## WHAT IS EXPECTED
Wherever a line below holds the word "time", copy that line.

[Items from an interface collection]
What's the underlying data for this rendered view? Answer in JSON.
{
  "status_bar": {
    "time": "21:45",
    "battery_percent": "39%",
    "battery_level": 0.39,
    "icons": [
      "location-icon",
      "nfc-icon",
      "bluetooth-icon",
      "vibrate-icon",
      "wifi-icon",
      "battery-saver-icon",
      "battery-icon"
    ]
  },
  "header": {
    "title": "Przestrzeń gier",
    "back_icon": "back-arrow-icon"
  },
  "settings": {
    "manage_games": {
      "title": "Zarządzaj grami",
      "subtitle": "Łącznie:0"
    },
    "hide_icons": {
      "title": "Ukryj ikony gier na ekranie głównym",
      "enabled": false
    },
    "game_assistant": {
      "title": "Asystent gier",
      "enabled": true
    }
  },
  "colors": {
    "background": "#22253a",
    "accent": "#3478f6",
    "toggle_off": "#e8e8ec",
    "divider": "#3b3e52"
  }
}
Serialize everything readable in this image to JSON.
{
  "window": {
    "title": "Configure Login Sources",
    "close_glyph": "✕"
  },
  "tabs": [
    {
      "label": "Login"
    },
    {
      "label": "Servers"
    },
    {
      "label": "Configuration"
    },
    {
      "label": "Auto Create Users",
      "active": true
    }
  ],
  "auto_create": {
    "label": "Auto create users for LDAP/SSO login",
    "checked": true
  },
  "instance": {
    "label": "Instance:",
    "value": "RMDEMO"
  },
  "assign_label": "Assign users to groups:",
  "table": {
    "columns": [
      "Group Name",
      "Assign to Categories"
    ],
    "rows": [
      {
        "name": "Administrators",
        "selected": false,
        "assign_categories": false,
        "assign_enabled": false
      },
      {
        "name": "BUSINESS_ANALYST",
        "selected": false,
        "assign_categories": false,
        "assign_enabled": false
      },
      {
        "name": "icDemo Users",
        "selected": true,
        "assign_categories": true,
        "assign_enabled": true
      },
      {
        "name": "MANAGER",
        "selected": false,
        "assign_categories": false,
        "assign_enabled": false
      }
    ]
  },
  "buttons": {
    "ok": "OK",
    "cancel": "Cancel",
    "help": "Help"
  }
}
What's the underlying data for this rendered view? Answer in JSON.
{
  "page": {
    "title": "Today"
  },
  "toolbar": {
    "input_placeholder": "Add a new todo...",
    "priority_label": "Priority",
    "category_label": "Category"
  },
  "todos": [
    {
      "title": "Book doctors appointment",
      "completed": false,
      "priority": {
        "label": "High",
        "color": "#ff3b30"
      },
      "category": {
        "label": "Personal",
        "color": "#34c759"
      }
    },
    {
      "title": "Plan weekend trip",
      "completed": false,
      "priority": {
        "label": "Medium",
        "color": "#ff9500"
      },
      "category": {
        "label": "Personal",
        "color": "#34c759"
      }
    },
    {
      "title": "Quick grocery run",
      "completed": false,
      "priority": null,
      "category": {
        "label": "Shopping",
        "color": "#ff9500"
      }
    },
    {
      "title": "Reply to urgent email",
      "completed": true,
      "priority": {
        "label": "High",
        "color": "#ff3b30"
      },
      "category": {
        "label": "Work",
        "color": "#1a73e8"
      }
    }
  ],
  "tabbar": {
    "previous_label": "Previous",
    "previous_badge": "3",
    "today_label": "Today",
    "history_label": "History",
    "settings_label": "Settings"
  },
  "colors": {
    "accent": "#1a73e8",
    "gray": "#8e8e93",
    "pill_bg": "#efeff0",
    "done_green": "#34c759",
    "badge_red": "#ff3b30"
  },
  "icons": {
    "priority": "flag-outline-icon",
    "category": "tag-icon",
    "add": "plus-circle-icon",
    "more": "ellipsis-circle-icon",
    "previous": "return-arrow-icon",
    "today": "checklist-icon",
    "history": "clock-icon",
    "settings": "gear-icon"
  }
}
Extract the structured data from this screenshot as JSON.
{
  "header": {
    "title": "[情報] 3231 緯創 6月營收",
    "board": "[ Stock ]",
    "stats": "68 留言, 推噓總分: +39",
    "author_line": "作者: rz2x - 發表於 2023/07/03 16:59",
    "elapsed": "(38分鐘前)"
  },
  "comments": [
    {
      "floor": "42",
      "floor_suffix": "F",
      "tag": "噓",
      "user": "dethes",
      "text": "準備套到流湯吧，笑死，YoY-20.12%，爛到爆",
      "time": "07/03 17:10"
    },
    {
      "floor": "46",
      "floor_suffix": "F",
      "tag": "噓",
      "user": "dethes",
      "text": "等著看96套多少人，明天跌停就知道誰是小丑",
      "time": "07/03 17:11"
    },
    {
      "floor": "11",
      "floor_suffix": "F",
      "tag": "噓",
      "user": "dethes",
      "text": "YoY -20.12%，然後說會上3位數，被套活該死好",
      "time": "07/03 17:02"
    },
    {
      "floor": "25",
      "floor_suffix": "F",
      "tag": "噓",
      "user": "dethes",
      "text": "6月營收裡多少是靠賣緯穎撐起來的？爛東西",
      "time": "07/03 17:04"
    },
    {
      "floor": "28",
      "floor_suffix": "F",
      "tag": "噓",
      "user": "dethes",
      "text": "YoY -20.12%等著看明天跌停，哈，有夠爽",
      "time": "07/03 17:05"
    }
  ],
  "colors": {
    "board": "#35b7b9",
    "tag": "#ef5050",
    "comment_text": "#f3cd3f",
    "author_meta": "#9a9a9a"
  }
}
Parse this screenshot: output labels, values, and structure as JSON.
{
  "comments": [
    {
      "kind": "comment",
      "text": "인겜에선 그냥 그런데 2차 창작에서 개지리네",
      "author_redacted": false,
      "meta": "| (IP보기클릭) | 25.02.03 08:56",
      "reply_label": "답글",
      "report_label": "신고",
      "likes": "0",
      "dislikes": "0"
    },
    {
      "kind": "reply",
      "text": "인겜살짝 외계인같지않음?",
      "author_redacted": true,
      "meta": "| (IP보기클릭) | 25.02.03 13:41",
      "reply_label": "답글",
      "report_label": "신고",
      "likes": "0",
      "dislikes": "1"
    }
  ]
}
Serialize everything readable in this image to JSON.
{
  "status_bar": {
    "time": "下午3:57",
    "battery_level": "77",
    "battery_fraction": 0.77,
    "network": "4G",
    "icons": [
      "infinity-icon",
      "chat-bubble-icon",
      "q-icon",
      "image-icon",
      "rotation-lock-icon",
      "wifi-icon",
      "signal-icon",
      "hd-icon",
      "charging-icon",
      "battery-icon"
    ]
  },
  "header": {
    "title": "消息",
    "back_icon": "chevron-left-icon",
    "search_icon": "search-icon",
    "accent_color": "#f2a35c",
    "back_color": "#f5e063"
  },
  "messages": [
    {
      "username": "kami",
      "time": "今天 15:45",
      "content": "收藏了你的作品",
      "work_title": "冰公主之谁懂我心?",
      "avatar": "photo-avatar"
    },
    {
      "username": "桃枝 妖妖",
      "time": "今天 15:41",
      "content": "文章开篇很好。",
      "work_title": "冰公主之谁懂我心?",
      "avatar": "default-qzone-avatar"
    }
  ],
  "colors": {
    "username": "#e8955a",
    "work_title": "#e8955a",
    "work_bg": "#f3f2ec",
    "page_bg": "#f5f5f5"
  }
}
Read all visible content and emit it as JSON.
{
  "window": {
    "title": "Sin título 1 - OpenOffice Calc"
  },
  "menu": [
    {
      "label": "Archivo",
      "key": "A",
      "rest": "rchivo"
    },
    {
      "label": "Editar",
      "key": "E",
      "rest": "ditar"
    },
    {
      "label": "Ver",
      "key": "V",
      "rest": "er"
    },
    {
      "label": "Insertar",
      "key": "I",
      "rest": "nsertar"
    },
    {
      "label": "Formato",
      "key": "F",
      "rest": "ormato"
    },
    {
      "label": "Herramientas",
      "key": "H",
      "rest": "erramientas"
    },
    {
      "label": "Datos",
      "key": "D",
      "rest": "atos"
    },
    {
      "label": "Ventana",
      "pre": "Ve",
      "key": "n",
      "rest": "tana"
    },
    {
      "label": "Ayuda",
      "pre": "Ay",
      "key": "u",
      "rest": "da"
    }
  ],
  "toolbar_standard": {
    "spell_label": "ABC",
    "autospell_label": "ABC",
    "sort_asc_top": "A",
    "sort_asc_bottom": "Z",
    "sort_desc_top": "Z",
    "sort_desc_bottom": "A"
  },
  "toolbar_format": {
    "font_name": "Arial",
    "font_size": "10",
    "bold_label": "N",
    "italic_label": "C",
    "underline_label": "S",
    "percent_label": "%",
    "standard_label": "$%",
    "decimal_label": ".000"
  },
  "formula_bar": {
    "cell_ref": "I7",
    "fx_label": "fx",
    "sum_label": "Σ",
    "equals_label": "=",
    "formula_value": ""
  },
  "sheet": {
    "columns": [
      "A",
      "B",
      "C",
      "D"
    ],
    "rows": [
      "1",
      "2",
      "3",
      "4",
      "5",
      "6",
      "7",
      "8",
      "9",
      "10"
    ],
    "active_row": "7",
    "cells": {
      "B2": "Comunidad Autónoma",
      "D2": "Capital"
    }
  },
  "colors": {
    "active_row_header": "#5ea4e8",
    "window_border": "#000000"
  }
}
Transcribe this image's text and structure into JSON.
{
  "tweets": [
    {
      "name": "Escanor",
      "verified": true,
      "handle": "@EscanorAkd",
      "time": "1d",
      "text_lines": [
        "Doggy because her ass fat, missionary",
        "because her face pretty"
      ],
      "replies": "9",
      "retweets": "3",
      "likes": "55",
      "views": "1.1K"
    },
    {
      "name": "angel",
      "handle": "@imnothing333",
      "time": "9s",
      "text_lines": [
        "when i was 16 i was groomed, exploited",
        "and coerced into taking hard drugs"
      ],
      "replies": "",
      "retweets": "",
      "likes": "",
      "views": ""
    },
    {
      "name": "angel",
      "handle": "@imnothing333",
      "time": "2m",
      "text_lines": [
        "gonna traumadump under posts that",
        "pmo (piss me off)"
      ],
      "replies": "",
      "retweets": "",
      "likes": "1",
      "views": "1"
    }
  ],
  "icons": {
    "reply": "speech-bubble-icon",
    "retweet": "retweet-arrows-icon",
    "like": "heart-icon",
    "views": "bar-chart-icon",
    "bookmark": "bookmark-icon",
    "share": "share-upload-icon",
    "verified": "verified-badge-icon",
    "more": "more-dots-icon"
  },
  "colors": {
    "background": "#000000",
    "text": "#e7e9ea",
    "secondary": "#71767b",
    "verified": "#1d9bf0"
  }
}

## COMPLETED EXERCISE
    "time": "21:45",
      "time": "07/03 17:10"
      "time": "07/03 17:11"
      "time": "07/03 17:02"
      "time": "07/03 17:04"
      "time": "07/03 17:05"
    "time": "下午3:57",
      "time": "今天 15:45",
      "time": "今天 15:41",
      "time": "1d",
      "time": "9s",
      "time": "2m",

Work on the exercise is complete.